What you need to do: Give every line from the entries that contains "Tester".

Page and application data records:
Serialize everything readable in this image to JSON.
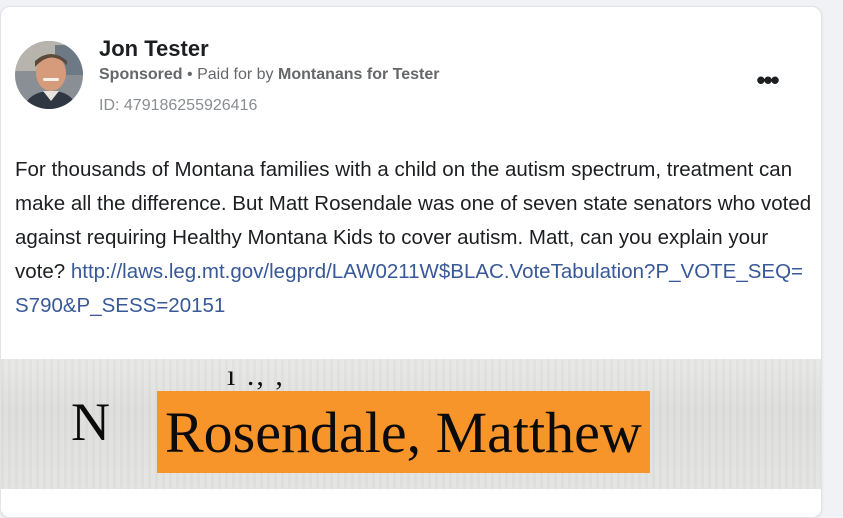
{
  "post": {
    "author_name": "Jon Tester",
    "sponsored_label": "Sponsored",
    "separator": " • ",
    "paid_for_prefix": "Paid for by ",
    "paid_for_name": "Montanans for Tester",
    "ad_id": "ID: 479186255926416",
    "more_icon": "more-options-icon",
    "text": "For thousands of Montana families with a child on the autism spectrum, treatment can make all the difference. But Matt Rosendale was one of seven state senators who voted against requiring Healthy Montana Kids to cover autism. Matt, can you explain your vote?",
    "link": "http://laws.leg.mt.gov/legprd/LAW0211W$BLAC.VoteTabulation?P_VOTE_SEQ=S790&P_SESS=20151"
  },
  "image": {
    "partial_top_text": "ı ., ,",
    "vote_letter": "N",
    "highlighted_name": "Rosendale, Matthew",
    "highlight_color": "#f7952b"
  }
}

Exercise response:
    "author_name": "Jon Tester",
    "paid_for_name": "Montanans for Tester",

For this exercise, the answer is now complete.